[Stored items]
+++

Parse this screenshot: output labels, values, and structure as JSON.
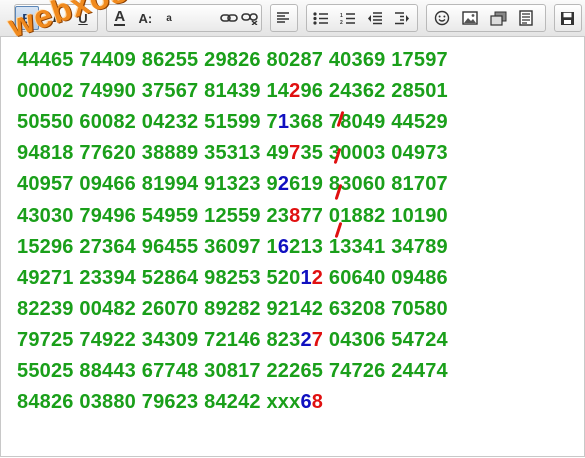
{
  "toolbar": {
    "buttons": [
      {
        "name": "bold-button",
        "glyph": "B"
      },
      {
        "name": "italic-button",
        "glyph": "I"
      },
      {
        "name": "underline-button",
        "glyph": "U"
      },
      {
        "name": "text-color-button",
        "glyph": "A"
      },
      {
        "name": "font-size-button",
        "glyph": "A:"
      },
      {
        "name": "superscript-button",
        "glyph": "a"
      },
      {
        "name": "link-button",
        "glyph": "link-icon"
      },
      {
        "name": "unlink-button",
        "glyph": "unlink-icon"
      },
      {
        "name": "align-left-button",
        "glyph": "align-left-icon"
      },
      {
        "name": "bullet-list-button",
        "glyph": "bullet-list-icon"
      },
      {
        "name": "numbered-list-button",
        "glyph": "numbered-list-icon"
      },
      {
        "name": "outdent-button",
        "glyph": "outdent-icon"
      },
      {
        "name": "indent-button",
        "glyph": "indent-icon"
      },
      {
        "name": "emoji-button",
        "glyph": "smiley-icon"
      },
      {
        "name": "image-button",
        "glyph": "image-icon"
      },
      {
        "name": "media-button",
        "glyph": "gallery-icon"
      },
      {
        "name": "page-break-button",
        "glyph": "document-icon"
      },
      {
        "name": "save-button",
        "glyph": "save-icon"
      }
    ]
  },
  "watermark": "webxoso.net",
  "editor": {
    "lines": [
      [
        {
          "t": "44465 "
        },
        {
          "t": "74409 86255 29826 80287 40369 17597"
        }
      ],
      [
        {
          "t": "00002 74990 37567 81439 14"
        },
        {
          "t": "2",
          "c": "r"
        },
        {
          "t": "96 24362 28501"
        }
      ],
      [
        {
          "t": "50550 60082 04232 51599 7"
        },
        {
          "t": "1",
          "c": "b"
        },
        {
          "t": "368 78049 44529"
        }
      ],
      [
        {
          "t": "94818 77620 38889 35313 49"
        },
        {
          "t": "7",
          "c": "r"
        },
        {
          "t": "35 30003 04973"
        }
      ],
      [
        {
          "t": "40957 09466 81994 91323 9"
        },
        {
          "t": "2",
          "c": "b"
        },
        {
          "t": "619 83060 81707"
        }
      ],
      [
        {
          "t": "43030 79496 54959 12559 23"
        },
        {
          "t": "8",
          "c": "r"
        },
        {
          "t": "77 01882 10190"
        }
      ],
      [
        {
          "t": "15296 27364 96455 36097 1"
        },
        {
          "t": "6",
          "c": "b"
        },
        {
          "t": "213 13341 34789"
        }
      ],
      [
        {
          "t": "49271 23394 52864 98253 520"
        },
        {
          "t": "1",
          "c": "b"
        },
        {
          "t": "2",
          "c": "r"
        },
        {
          "t": " 60640 09486"
        }
      ],
      [
        {
          "t": "82239 00482 26070 89282 92142 63208 70580"
        }
      ],
      [
        {
          "t": "79725 74922 34309 72146 823"
        },
        {
          "t": "2",
          "c": "b"
        },
        {
          "t": "7",
          "c": "r"
        },
        {
          "t": " 04306 54724"
        }
      ],
      [
        {
          "t": "55025 88443 67748 30817 22265 74726 24474"
        }
      ],
      [
        {
          "t": "84826 03880 79623 84242 xxx"
        },
        {
          "t": "6",
          "c": "b"
        },
        {
          "t": "8",
          "c": "r"
        }
      ]
    ]
  }
}
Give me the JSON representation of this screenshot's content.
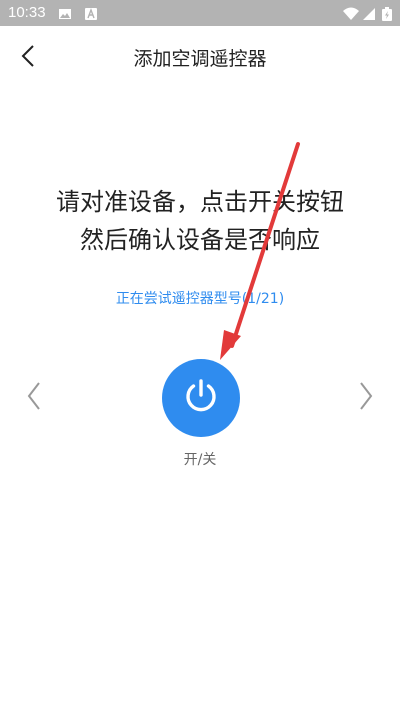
{
  "status_bar": {
    "time": "10:33",
    "icons": [
      "image-icon",
      "a-icon",
      "wifi-icon",
      "signal-icon",
      "battery-icon"
    ]
  },
  "header": {
    "title": "添加空调遥控器",
    "back_icon": "chevron-left-icon"
  },
  "instructions": {
    "line1": "请对准设备，点击开关按钮",
    "line2": "然后确认设备是否响应"
  },
  "trying_model": "正在尝试遥控器型号(1/21)",
  "power": {
    "label": "开/关",
    "icon": "power-icon",
    "color": "#2f8cef"
  },
  "nav": {
    "prev_icon": "chevron-left-icon",
    "next_icon": "chevron-right-icon"
  },
  "colors": {
    "accent": "#2f8cef",
    "annotation_arrow": "#e23a3a",
    "status_bar": "#b3b3b3"
  }
}
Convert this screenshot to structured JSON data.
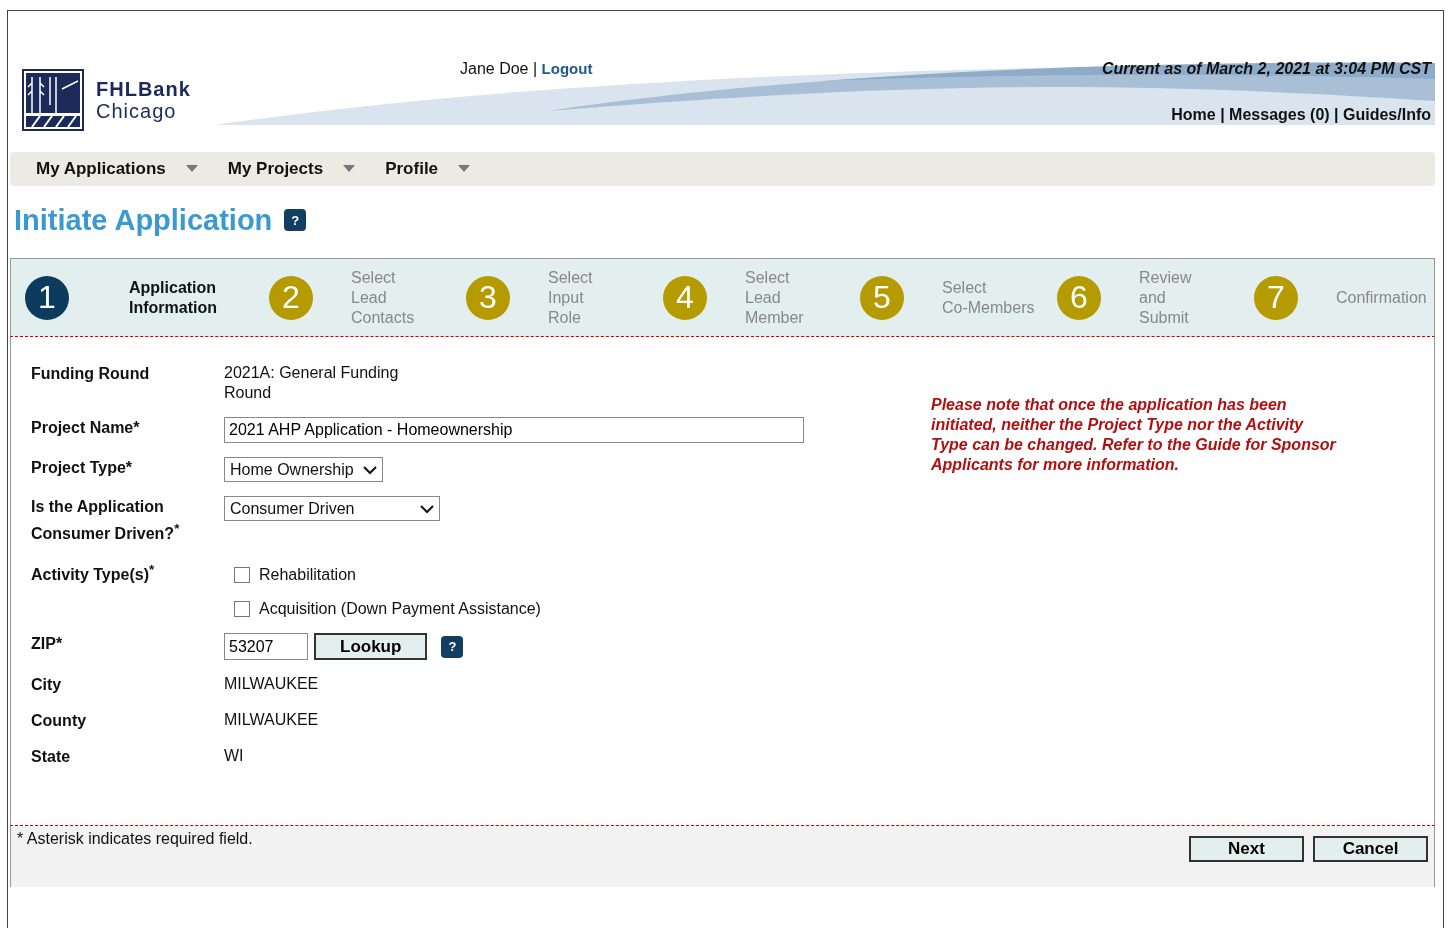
{
  "header": {
    "logo": {
      "line1": "FHLBank",
      "line2": "Chicago"
    },
    "user": "Jane Doe",
    "logout": "Logout",
    "timestamp": "Current as of March 2, 2021 at 3:04 PM CST",
    "links": [
      "Home",
      "Messages (0)",
      "Guides/Info"
    ],
    "separators": [
      "|",
      "|",
      "|"
    ]
  },
  "nav": [
    "My Applications",
    "My Projects",
    "Profile"
  ],
  "title": "Initiate Application",
  "help": "?",
  "steps": [
    {
      "number": "1",
      "lines": [
        "Application",
        "Information"
      ],
      "selected": true
    },
    {
      "number": "2",
      "lines": [
        "Select",
        "Lead",
        "Contacts"
      ],
      "selected": false
    },
    {
      "number": "3",
      "lines": [
        "Select",
        "Input",
        "Role"
      ],
      "selected": false
    },
    {
      "number": "4",
      "lines": [
        "Select",
        "Lead",
        "Member"
      ],
      "selected": false
    },
    {
      "number": "5",
      "lines": [
        "Select",
        "Co-Members"
      ],
      "selected": false
    },
    {
      "number": "6",
      "lines": [
        "Review",
        "and",
        "Submit"
      ],
      "selected": false
    },
    {
      "number": "7",
      "lines": [
        "Confirmation"
      ],
      "selected": false
    }
  ],
  "form": [
    {
      "kind": "text",
      "label": "Funding Round",
      "value": "2021A: General Funding Round"
    },
    {
      "kind": "input",
      "label": "Project Name*",
      "value": "2021 AHP Application - Homeownership"
    },
    {
      "kind": "select",
      "label": "Project Type*",
      "value": "Home Ownership"
    },
    {
      "kind": "select",
      "label": "Is the Application Consumer Driven?$^{*}$",
      "value": "Consumer Driven",
      "wide": true
    },
    {
      "kind": "checkboxes",
      "label": "Activity Type(s)$^{*}$",
      "options": [
        {
          "label": "Rehabilitation",
          "checked": false
        },
        {
          "label": "Acquisition (Down Payment Assistance)",
          "checked": false
        }
      ]
    },
    {
      "kind": "zip",
      "label": "ZIP*",
      "value": "53207",
      "button": "Lookup",
      "help": "?"
    },
    {
      "kind": "text",
      "label": "City",
      "value": "MILWAUKEE"
    },
    {
      "kind": "text",
      "label": "County",
      "value": "MILWAUKEE"
    },
    {
      "kind": "text",
      "label": "State",
      "value": "WI"
    }
  ],
  "notice": "Please note that once the application has been initiated, neither the Project Type nor the Activity Type can be changed. Refer to the Guide for Sponsor Applicants for more information.",
  "footer": {
    "note": "* Asterisk indicates required field.",
    "buttons": [
      "Next",
      "Cancel"
    ]
  }
}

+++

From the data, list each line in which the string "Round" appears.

      "label": "Funding Round",
      "value": "2021A: General Funding Round"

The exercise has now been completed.